- When the milk reaches exactly 90 degrees F throughout, remove it from the hob and while stirring with your wooden spoon in an up and down motion through the center of the pan, stir in the rennet solution, making sure that any small dissolved bits are swirled out of the container and into the pan. This process should take about 30 seconds while pouring the rennet solution slowly!
- Cover the pot and let stand for five minutes undisturbed.
- After five minutes your gallon of milk with citric acid and rennet solutions will have separated into curds and whey! (This is when you might want to stop the whole show and sit on your Tuffet!) Otherwise, continue by pulling at the curd at the top from the side of the pan with your spoon to verify that it has a clear separation between it (the custard like white substance at the top) and the whey, which looks more or less like lemonade below. If the top curd, which should have the consistency of custard, is too soft, and the whey too milky below, then let it stand for a few minutes more.
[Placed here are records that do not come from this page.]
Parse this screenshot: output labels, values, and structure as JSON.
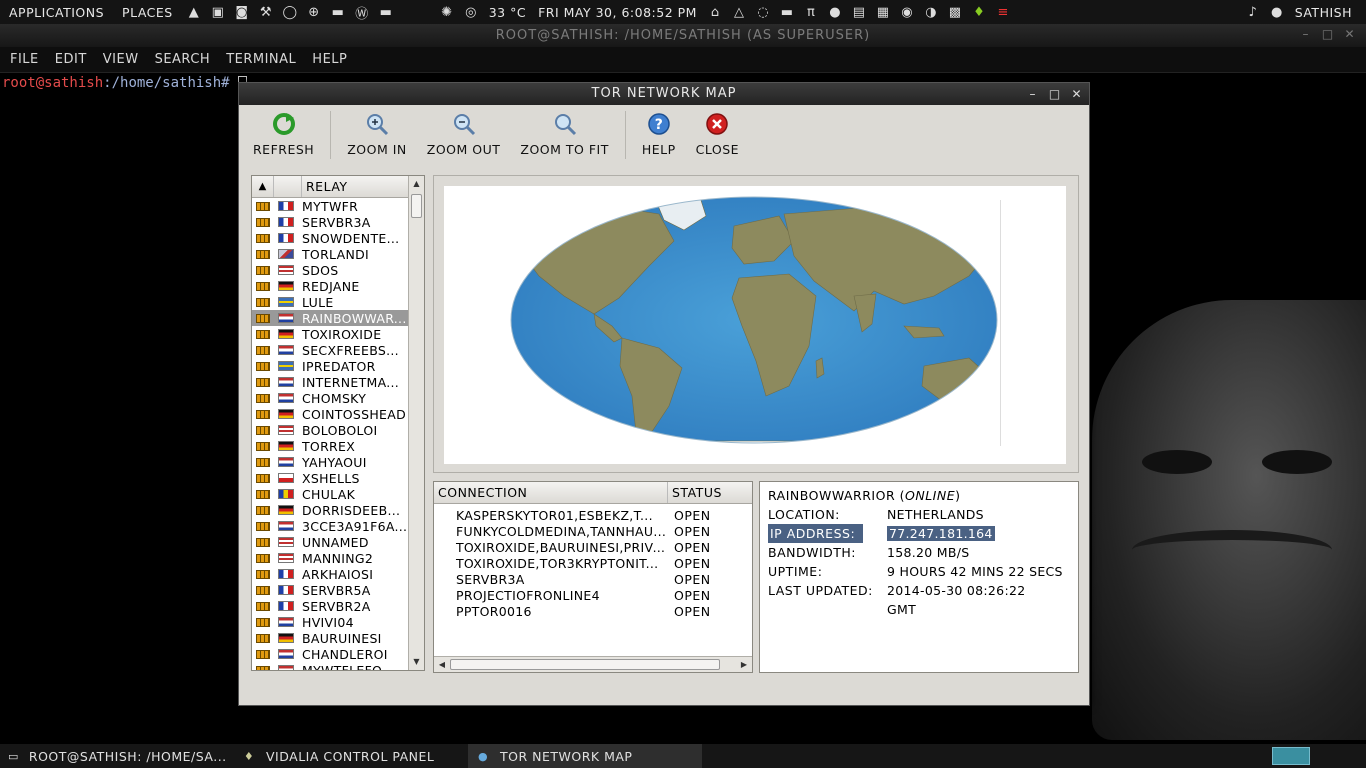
{
  "top_panel": {
    "applications": "APPLICATIONS",
    "places": "PLACES",
    "weather": "33 °C",
    "clock": "FRI MAY 30,  6:08:52 PM",
    "user": "SATHISH"
  },
  "terminal": {
    "title": "ROOT@SATHISH: /HOME/SATHISH (AS SUPERUSER)",
    "menu": [
      "FILE",
      "EDIT",
      "VIEW",
      "SEARCH",
      "TERMINAL",
      "HELP"
    ],
    "prompt_user": "root@sathish",
    "prompt_path": ":/home/sathish#"
  },
  "window": {
    "title": "TOR NETWORK MAP",
    "toolbar": {
      "refresh": "REFRESH",
      "zoom_in": "ZOOM IN",
      "zoom_out": "ZOOM OUT",
      "zoom_fit": "ZOOM TO FIT",
      "help": "HELP",
      "close": "CLOSE"
    }
  },
  "relay_list": {
    "header": "RELAY",
    "items": [
      {
        "name": "MYTWFR",
        "flag": "fr"
      },
      {
        "name": "SERVBR3A",
        "flag": "fr"
      },
      {
        "name": "SNOWDENTE...",
        "flag": "fr"
      },
      {
        "name": "TORLANDI",
        "flag": "gb"
      },
      {
        "name": "SDOS",
        "flag": "us"
      },
      {
        "name": "REDJANE",
        "flag": "de"
      },
      {
        "name": "LULE",
        "flag": "se"
      },
      {
        "name": "RAINBOWWAR...",
        "flag": "nl",
        "selected": true
      },
      {
        "name": "TOXIROXIDE",
        "flag": "de"
      },
      {
        "name": "SECXFREEBS...",
        "flag": "nl"
      },
      {
        "name": "IPREDATOR",
        "flag": "se"
      },
      {
        "name": "INTERNETMA...",
        "flag": "nl"
      },
      {
        "name": "CHOMSKY",
        "flag": "nl"
      },
      {
        "name": "COINTOSSHEAD",
        "flag": "de"
      },
      {
        "name": "BOLOBOLOI",
        "flag": "us"
      },
      {
        "name": "TORREX",
        "flag": "de"
      },
      {
        "name": "YAHYAOUI",
        "flag": "nl"
      },
      {
        "name": "XSHELLS",
        "flag": "pl"
      },
      {
        "name": "CHULAK",
        "flag": "ro"
      },
      {
        "name": "DORRISDEEB...",
        "flag": "de"
      },
      {
        "name": "3CCE3A91F6A...",
        "flag": "nl"
      },
      {
        "name": "UNNAMED",
        "flag": "us"
      },
      {
        "name": "MANNING2",
        "flag": "us"
      },
      {
        "name": "ARKHAIOSI",
        "flag": "fr"
      },
      {
        "name": "SERVBR5A",
        "flag": "fr"
      },
      {
        "name": "SERVBR2A",
        "flag": "fr"
      },
      {
        "name": "HVIVI04",
        "flag": "nl"
      },
      {
        "name": "BAURUINESI",
        "flag": "de"
      },
      {
        "name": "CHANDLEROI",
        "flag": "nl"
      },
      {
        "name": "MYWTFLEFO",
        "flag": "nl"
      }
    ]
  },
  "connections": {
    "header_connection": "CONNECTION",
    "header_status": "STATUS",
    "rows": [
      {
        "name": "KASPERSKYTOR01,ESBEKZ,T...",
        "status": "OPEN"
      },
      {
        "name": "FUNKYCOLDMEDINA,TANNHAU...",
        "status": "OPEN"
      },
      {
        "name": "TOXIROXIDE,BAURUINESI,PRIVA...",
        "status": "OPEN"
      },
      {
        "name": "TOXIROXIDE,TOR3KRYPTONIT...",
        "status": "OPEN"
      },
      {
        "name": "SERVBR3A",
        "status": "OPEN"
      },
      {
        "name": "PROJECTIOFRONLINE4",
        "status": "OPEN"
      },
      {
        "name": "PPTOR0016",
        "status": "OPEN"
      }
    ]
  },
  "info": {
    "relay": "RAINBOWWARRIOR",
    "state": "ONLINE",
    "location_label": "LOCATION:",
    "location": "NETHERLANDS",
    "ip_label": "IP ADDRESS:",
    "ip": "77.247.181.164",
    "bandwidth_label": "BANDWIDTH:",
    "bandwidth": "158.20 MB/S",
    "uptime_label": "UPTIME:",
    "uptime": "9 HOURS 42 MINS 22 SECS",
    "updated_label": "LAST UPDATED:",
    "updated": "2014-05-30 08:26:22",
    "updated_tz": "GMT"
  },
  "taskbar": {
    "tasks": [
      "ROOT@SATHISH: /HOME/SA...",
      "VIDALIA CONTROL PANEL",
      "TOR NETWORK MAP"
    ]
  },
  "colors": {
    "selected_row": "#999999",
    "highlight": "#4a6183",
    "ocean": "#3d8fcc",
    "land": "#8a8a5a"
  }
}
- Cut the curd with a knife in diamond shapes while holding the knife at an 45 degree angle to one side or the other. Be sure the tip of the knife reaches all the way to the bottom of the pot!
- Heat the curd on the stove again while stirring slowly to only move the curd around a bit till the temperature reaches 105 degrees F.
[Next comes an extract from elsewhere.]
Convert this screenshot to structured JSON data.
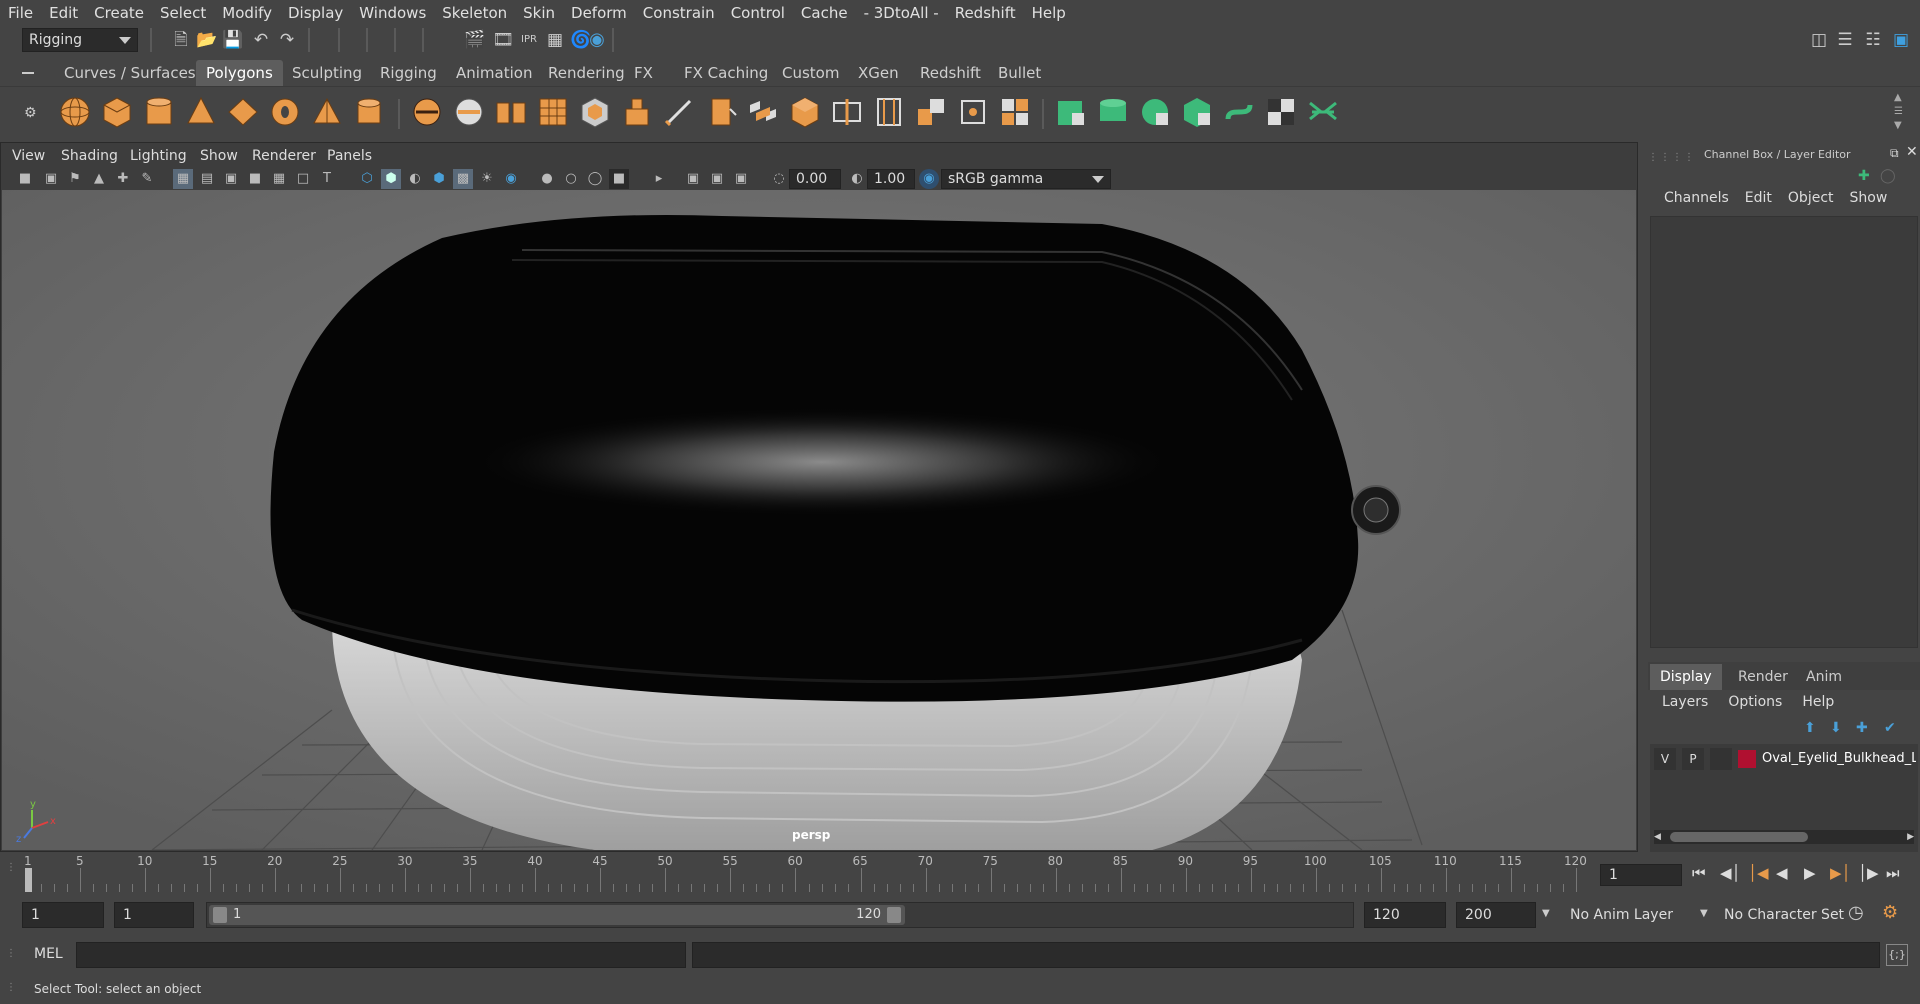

- Remove from the burner and continue stirring for two to five minutes more.
- Put on your gloves or wash your hands and rinse well, then with your hands, pull at the curd, gathering it on the side closest you, and keep pulling your hands through the whey, gathering the curd on the side of the pot closest you. If you added the 1/4 cup of Heavy Whipping Cream in step 4 above, then your curd will tend to be larger, and easier to gather. This will result in it also being easier to drain in the next few steps, and it will make the final cheese product a bit creamier and softer in the end.
- Now get your cheese cloth and colander. You have a choice to either put a pan under the colander to catch the whey or set the colander in the sink and let the whey drain away. Whichever case, put the cheese cloth across the top of the colander and strain the whey from the curd. Now hang the cheese cloth above the pan so that the remaining whey can drain from it and let it hang for about an hour, till the whey is thoroughly drained.
- Open the cloth and put the curd into the clean bowl, and using the rubber scraper, remove all the curd possible from the cloth into the bowl.
- Add some salt to taste, usually about 1/4 to 1/2 teaspoon to the curd in the bowl.
- Place the bowl in the microwave and run on high for about one minute.
- Remove the bowl, drain off any whey, and fold the curd over onto itself much like you are kneading bread.
- Microwave again for about 30 seconds.
- Remove and drain any more whey.
- You may need to microwave it one more time for a few seconds. You are looking for a smooth consistency much like taffy.
- Remove and stretch or knead your cheese. the more you work it, the more firm it will be.
- Place the cheese into your quart container to shape it as it cools, or you can form it into a log by rolling it out flat, then roll into a log like you are making cinnamon rolls. In fact, you may want to add seasons to taste on one side when it is flat, then roll it over into a log!
- If you put the cheese into a container (you may opt to pour some of the whey over it to help keep it fresh) cover it and put it into the fridge! If you made a log, plunge it into ice water to help it hold its shape and to prevent it from becoming grainy, then remove it, cover it, and refrigerate it.
Congratulations! You just made Mozzarella Cheese! You can wrap it airtight and store it in the fridge for up to two weeks, or freeze it for later use!
Important Editor’s Not: I was going to put in a photo of the cheese after it was complete, but I was so excited about it that I ate it before I could photograph it! Watch for more cheese photos in articles to come when we make more cheese!
I hope you find this as enjoyable as I have! Who knew there was a block of cheese floating around in every gallon of whole milk in our fridge?
The Prospering Peasant